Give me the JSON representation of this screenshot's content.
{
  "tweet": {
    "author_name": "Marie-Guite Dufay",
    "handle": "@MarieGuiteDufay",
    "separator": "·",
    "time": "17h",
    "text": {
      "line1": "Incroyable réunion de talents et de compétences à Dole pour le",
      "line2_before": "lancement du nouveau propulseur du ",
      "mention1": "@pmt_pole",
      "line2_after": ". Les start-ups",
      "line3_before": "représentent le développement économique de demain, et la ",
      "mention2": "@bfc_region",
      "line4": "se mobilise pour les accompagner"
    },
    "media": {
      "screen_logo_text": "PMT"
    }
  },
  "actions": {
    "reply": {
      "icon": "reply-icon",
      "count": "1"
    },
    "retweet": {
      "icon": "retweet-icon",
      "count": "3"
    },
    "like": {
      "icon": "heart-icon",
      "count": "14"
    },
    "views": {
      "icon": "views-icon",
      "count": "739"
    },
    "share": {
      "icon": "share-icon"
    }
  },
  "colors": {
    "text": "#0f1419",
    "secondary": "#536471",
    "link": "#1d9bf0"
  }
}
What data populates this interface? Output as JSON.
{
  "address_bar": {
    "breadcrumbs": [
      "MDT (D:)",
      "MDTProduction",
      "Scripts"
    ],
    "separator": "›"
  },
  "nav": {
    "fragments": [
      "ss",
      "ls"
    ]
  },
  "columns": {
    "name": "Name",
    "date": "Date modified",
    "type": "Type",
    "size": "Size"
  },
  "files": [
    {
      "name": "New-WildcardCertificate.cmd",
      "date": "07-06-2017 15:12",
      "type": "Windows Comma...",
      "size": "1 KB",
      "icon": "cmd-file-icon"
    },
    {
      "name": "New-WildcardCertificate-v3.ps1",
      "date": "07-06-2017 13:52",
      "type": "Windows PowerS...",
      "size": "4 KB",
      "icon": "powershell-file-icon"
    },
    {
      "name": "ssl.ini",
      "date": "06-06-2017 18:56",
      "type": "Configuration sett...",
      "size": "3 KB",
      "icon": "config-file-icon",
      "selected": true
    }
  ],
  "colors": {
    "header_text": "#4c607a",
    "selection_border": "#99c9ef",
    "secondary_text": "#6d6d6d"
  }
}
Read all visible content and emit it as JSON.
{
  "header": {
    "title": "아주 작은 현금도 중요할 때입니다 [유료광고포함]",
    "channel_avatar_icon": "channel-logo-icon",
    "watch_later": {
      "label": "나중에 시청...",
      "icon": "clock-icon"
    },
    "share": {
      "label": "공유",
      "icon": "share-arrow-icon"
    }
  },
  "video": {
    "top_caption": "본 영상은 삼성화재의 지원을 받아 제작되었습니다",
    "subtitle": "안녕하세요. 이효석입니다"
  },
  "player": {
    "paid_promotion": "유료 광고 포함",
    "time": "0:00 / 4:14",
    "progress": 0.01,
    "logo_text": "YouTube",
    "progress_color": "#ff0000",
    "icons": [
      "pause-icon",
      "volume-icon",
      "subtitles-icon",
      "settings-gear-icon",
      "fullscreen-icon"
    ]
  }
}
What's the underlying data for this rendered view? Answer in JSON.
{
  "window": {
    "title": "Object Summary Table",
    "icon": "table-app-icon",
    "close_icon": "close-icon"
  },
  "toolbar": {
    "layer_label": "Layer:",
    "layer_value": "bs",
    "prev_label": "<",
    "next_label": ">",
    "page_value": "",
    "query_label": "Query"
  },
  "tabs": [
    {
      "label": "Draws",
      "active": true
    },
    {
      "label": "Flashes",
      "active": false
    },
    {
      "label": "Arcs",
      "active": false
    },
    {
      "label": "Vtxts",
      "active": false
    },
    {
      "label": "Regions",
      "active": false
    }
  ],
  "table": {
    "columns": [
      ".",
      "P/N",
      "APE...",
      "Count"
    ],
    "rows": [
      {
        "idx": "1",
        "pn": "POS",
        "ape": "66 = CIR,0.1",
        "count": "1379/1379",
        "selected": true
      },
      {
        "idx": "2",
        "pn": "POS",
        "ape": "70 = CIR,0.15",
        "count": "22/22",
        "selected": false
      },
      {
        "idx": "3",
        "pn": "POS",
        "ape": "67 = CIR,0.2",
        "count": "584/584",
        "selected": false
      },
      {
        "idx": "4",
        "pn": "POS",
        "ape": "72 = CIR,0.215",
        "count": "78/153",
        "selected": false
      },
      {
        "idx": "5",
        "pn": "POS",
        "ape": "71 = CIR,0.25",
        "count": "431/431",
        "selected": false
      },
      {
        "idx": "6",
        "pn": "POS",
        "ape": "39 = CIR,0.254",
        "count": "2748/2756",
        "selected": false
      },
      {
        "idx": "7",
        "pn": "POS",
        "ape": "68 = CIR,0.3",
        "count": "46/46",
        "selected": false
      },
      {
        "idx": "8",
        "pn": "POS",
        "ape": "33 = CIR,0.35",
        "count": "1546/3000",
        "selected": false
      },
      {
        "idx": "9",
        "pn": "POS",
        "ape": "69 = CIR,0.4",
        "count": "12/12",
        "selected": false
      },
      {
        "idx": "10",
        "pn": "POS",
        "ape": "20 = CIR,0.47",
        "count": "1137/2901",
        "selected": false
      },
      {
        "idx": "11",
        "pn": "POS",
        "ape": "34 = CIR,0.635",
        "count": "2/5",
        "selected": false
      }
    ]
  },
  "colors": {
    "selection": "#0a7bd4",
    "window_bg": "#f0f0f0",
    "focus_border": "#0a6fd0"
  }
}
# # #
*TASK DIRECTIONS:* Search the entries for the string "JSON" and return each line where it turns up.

*ANSWER BOX:*
Give me the JSON representation of this screenshot's content.
What data populates this interface? Output as JSON.
Read all visible content and emit it as JSON.
What's the underlying data for this rendered view? Answer in JSON.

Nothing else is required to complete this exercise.